He Was God's Friend
A Study of the Life and Ministry of Moses
The New Testament is filled with references to “Moses and the Prophets”. Jesus quoted Deuteronomy, written by Moses, more than any other book of the Bible. No one was there when God created the universe, but God inspired Moses to write his account. Moses served as prophet, priest, and political leader, just as Jesus is our prophet, priest and king. No one ever knew where Moses’ grave was located…because God buried Moses himself.
Of all the people in the Bible, Moses is special. His life, his experiences, his ministry—the things God did through him; all of it was exceptional. But of all the things that made Moses special, perhaps the greatest was this, “The LORD would speak to Moses face to face, as a man speaks with his friend” (Exodus 33:11).
As we study the life and ministry of Moses this summer we will see his dedication to the LORD, his faith, his love for God’s people, and also his faults—and there especially we will see the undeserved love of God.
I say “Ebenezer” you say…what? “Scrooge”? “Road”? I doubt any of us would say, “Ooh! Let’s rename our church!” But a few generations ago people did label their churches with that word, “Ebenezer”.
Perhaps this illustrates a phenomenon many have noticed in our society: biblical literacy is going down. There was a time when Shakespeare could put Biblical words in Macbeth’s mouth and assume that his audiences would understand Macbeth’s feelings—“If it were done when ‘tis done, then ‘twere well it were done quickly.” Do you recognize the reference? Can you feel Macbeth’s sense of betrayal? Do you hear Jesus’ words, “What you are about to do, do quickly”(John 13:27)? Shakespeare assumed you would.

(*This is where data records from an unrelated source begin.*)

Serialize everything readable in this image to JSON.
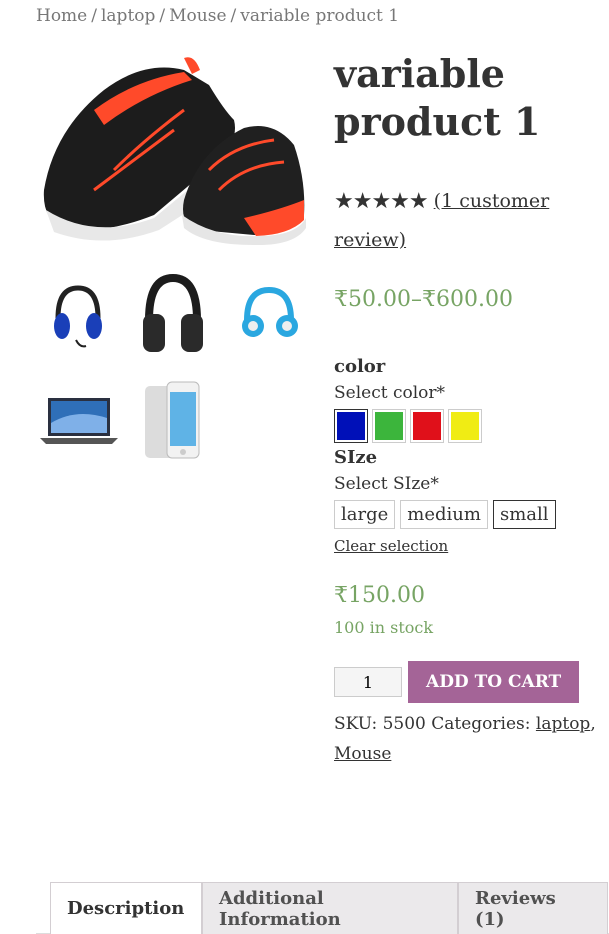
{
  "breadcrumb": {
    "home": "Home",
    "cat1": "laptop",
    "cat2": "Mouse",
    "current": "variable product 1",
    "sep": "/"
  },
  "product": {
    "title": "variable product 1",
    "stars": "★★★★★",
    "review_link": "(1 customer review)",
    "price_range": "₹50.00–₹600.00"
  },
  "color_attr": {
    "title": "color",
    "select_label": "Select color*",
    "swatches": [
      {
        "name": "blue",
        "hex": "#0010b8"
      },
      {
        "name": "green",
        "hex": "#3cb53c"
      },
      {
        "name": "red",
        "hex": "#e0101a"
      },
      {
        "name": "yellow",
        "hex": "#f0ec14"
      }
    ]
  },
  "size_attr": {
    "title": "SIze",
    "select_label": "Select SIze*",
    "options": [
      "large",
      "medium",
      "small"
    ],
    "selected": "small"
  },
  "clear_selection": "Clear selection",
  "variation": {
    "price": "₹150.00",
    "stock": "100 in stock"
  },
  "cart": {
    "qty": "1",
    "add_to_cart": "ADD TO CART"
  },
  "meta": {
    "sku": "SKU: 5500 Categories: ",
    "cat1": "laptop",
    "comma": ",",
    "cat2": "Mouse"
  },
  "tabs": [
    "Description",
    "Additional Information",
    "Reviews (1)"
  ],
  "colors": {
    "accent": "#a46497",
    "price": "#77a464",
    "shoe_black": "#1c1c1c",
    "shoe_red": "#ff4a2a"
  }
}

Now, understanding classic literature is great, but the point is: It would be good for us to increase our own biblical literacy—to know our Bibles better.
We will not start with the obscure reference in 1 Samuel 7:12, where a memorial stone is named Ebenezer, stone of help. Instead, let’s build with bigger blocks first. Let’s work on our foundation by examining the 100 Essential Bible Stories.
Remember! We will never cover 100 Bible stories in a year without some preparation! If you don’t have your E-100 card yet, pick one up today. Use Martin Luther’s “four strands” Bible study method with each section. Ask yourself:
- What does this say?
- For what does this lead me to give thanks?
- What does this lead me to confess?
- For what does this lead me to pray?
The Screwtape Letters by C. S. Lewis
There's nothing more valuable in war than military intelligence. Even if you're out-gunned and out-numbered, if you know what the enemy is going to do, victory can be yours. In the book, The Screwtape Letters, C. S. Lewis writes as if he is revealing the Devil's tactics. It is amazing how well he seems to understand the Devil, until you realize what he really understands is human nature!
Since its first appearance in 1941 (and eight reprints in 1942 alone) The Screwtape Letters has opened the eyes of readers to the sinister plots of the Devil and his henchmen, the demons. C. S. Lewis intended this book to be of spiritual benefit to those who read it. “Lewis is in earnest with his belief in devils, and as anxious to unmask their strategy against souls as our intelligence department to detect the designs of Hitler” (The Guardian, 13 March 1942). May we be on guard against the Devil and rejoice in Jesus’ final victory!
The Family Tree
A Closer Look at the Ancestors of Jesus
Every family has a skeleton or two in its closet. When you dig back into the dust of time you can often find hints of the secrets and scandals buried there.
Jesus’ family tree had more than its fair share of skeletons, but one thing is different. They aren’t hidden. They are right out in the open for the world to see.
Why? Because God wants us to see ourselves, our families and our lives in this family tree. He wants us to learn and grow. He wants us to see that all people can find peace in his family.
"Why would you have Ash Wednesday without ashes?”
A woman visited our congregation two years ago on Ash Wednesday and asked me that question after the service.
So, why would we have an Ash Wednesday service without ashes? Should we practice the imposition of ashes? Do we have to? What is the Imposition of Ashes, anyway? What does it mean?
These are our questions for today. We will examine Scripture, because only God can tell us what we must and must not do. Only God can tell us what we are free to do.
We will also look at Christian history to see what our brothers and sisters who came before us have done.
We will answer the question, “Is this something we want to do?”